## Problem to solve
What lines below include the word "Checkers"? Copy each one.

## Data for processing
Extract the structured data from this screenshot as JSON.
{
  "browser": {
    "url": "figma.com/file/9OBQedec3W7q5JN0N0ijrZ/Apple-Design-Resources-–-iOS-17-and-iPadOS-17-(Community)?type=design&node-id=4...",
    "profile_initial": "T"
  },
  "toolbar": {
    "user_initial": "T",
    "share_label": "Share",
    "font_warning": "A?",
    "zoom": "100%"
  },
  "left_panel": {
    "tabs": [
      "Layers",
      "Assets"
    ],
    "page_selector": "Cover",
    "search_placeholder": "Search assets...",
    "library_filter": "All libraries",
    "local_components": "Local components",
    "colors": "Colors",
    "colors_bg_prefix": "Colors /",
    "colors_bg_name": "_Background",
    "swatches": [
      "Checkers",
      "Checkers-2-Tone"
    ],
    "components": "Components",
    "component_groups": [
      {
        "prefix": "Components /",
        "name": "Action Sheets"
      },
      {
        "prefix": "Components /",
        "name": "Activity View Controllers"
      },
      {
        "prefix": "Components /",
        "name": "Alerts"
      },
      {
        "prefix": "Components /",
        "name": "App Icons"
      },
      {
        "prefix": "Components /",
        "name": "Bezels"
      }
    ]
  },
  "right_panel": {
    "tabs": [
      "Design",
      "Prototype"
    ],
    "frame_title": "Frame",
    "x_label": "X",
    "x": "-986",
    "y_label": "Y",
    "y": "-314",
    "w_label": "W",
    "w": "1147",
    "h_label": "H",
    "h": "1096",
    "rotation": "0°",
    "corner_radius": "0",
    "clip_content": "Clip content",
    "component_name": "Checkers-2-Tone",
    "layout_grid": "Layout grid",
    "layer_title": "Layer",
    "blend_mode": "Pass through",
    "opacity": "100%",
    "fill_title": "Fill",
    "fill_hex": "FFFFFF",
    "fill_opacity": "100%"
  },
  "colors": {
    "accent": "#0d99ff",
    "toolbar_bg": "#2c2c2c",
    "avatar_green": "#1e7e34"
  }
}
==
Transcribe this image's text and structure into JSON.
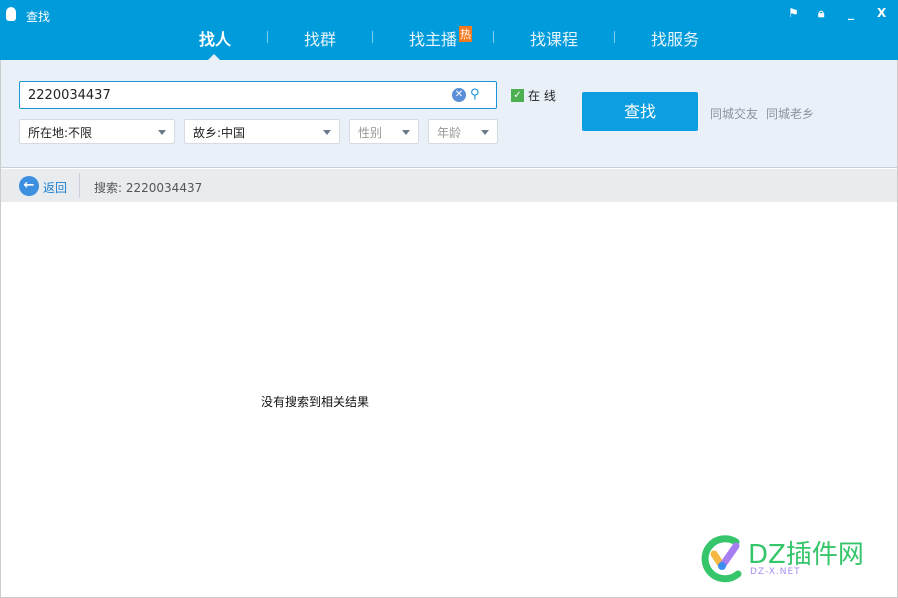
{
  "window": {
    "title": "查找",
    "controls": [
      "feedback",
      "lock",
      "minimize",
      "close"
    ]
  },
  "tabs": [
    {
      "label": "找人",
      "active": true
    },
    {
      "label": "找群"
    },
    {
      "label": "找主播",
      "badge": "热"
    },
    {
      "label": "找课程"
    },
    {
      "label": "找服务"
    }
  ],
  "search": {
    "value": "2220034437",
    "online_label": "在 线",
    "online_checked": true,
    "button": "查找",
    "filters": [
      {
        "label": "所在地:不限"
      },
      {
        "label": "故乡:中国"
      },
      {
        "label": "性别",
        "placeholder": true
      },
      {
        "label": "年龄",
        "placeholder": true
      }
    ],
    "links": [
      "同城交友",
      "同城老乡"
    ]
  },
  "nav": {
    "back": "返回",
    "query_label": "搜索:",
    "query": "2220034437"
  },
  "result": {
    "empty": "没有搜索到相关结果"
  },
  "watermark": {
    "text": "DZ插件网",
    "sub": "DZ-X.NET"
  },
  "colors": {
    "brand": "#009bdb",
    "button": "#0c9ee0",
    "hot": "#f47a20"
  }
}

## Response to the exercise
      "Checkers",
      "Checkers-2-Tone"
    "component_name": "Checkers-2-Tone",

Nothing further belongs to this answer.